HEADQUARTERS FOURTH ARMY CORPS,

Chattanooga, Tennessee, November 21, 1863.

Respectfully forwarded for the information of the major-general commanding the department.

G. GRANGER,

Major-General, Commanding.

HEADQUARTERS THIRD BRIGADE,

Whiteside's, Tennessee, November 20, 1863.

Colonel STARLING,

Assistant Adjutant-General:

SIR: A Miss Reed that left here on Tuesday for Lookout Mountain with a pass from Major-General Thomas returned this evening. She confirms the story of the two deserters of yesterday,that Wauhatchie trace, Powell's trace, and Nickajack trace are all picketed with one regiment (she says in command of Colonel Butler), and that General Stevenson came late last evening to a house at the head of Powell's trace and took the house for his headquarters. He is a division commander in Hardee's corps. With trouble she got from them, and down the mountain at 9 this morning.

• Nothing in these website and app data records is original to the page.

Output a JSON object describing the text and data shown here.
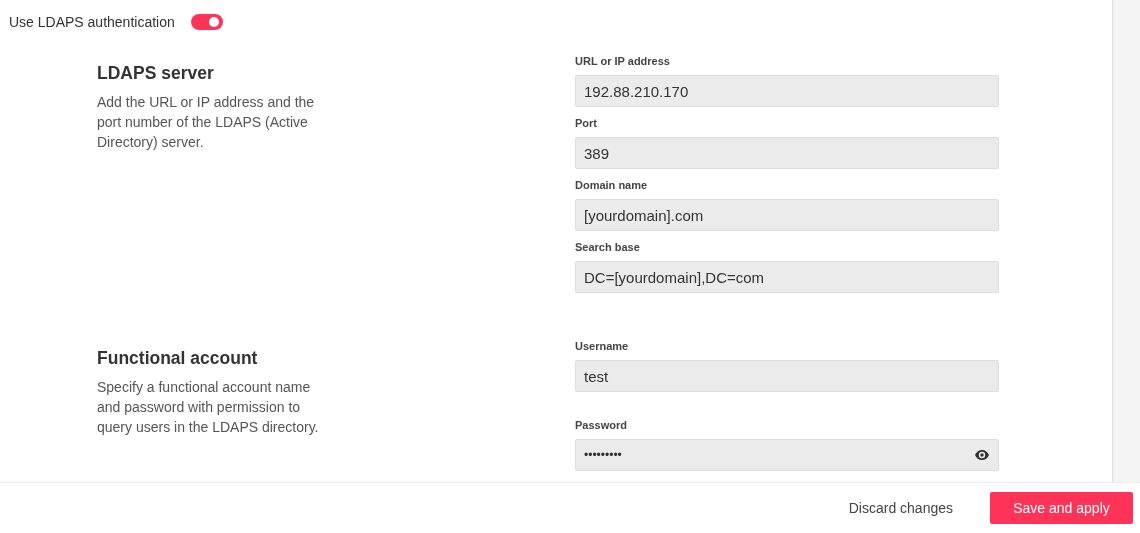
{
  "toggle": {
    "label": "Use LDAPS authentication",
    "on": true
  },
  "sections": [
    {
      "title": "LDAPS server",
      "description": "Add the URL or IP address and the port number of the LDAPS (Active Directory) server.",
      "fields": [
        {
          "label": "URL or IP address",
          "value": "192.88.210.170",
          "kind": "text"
        },
        {
          "label": "Port",
          "value": "389",
          "kind": "text"
        },
        {
          "label": "Domain name",
          "value": "[yourdomain].com",
          "kind": "text"
        },
        {
          "label": "Search base",
          "value": "DC=[yourdomain],DC=com",
          "kind": "text"
        }
      ]
    },
    {
      "title": "Functional account",
      "description": "Specify a functional account name and password with permission to query users in the LDAPS directory.",
      "fields": [
        {
          "label": "Username",
          "value": "test",
          "kind": "text"
        },
        {
          "label": "Password",
          "value": "•••••••••",
          "kind": "password"
        }
      ]
    }
  ],
  "footer": {
    "buttons": [
      {
        "label": "Discard changes",
        "kind": "secondary"
      },
      {
        "label": "Save and apply",
        "kind": "primary"
      }
    ]
  }
}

She says they are looking for us to advance, and the men say they will have to leave the mountain again. The rebels took her horse and she returned on foot. I sent her to her sister's, 5 miles, on the river. She says she is to report to General Thomas. Two of General Sherman's divisions have passed, leaving their rear and heavy trains here to-night. I hear, but not certain, that another division of his is to pass yet. I will inform you. Nothing further of interest. We are ready to move.

Your obedient servant,

W. GROSE,

Colonel, Commanding.

CIRCULAR.] MURFREESBOROUGH, Tennessee, November 20, 1863.

SOLDIERS OF THE CAVALRY COMMAND:In parting with you, your late commander takes occasion to express his regrets that the changes of service should separate his fortunes from your own. For a year we have served together most pleasantly, and I am happy to congratulate the cavalry upon their achievements in that time. My poor efforts to render you efficient have been zealously seconded by both officers and men. As to our success, the testimony of our enemies is the more flattering to us, it being forced from them. They now admit you are dangerous, and have left material proof of it upon many a field. Though separated from you, I shall serve in the same army with you, and shall always watch your course with confident pride. I leave you commanded by brave and experienced officers. Give to them the same confidence and cheerful obedience you have given me, and your success and glory is assured.

D. S. STANLEY,

Major-General.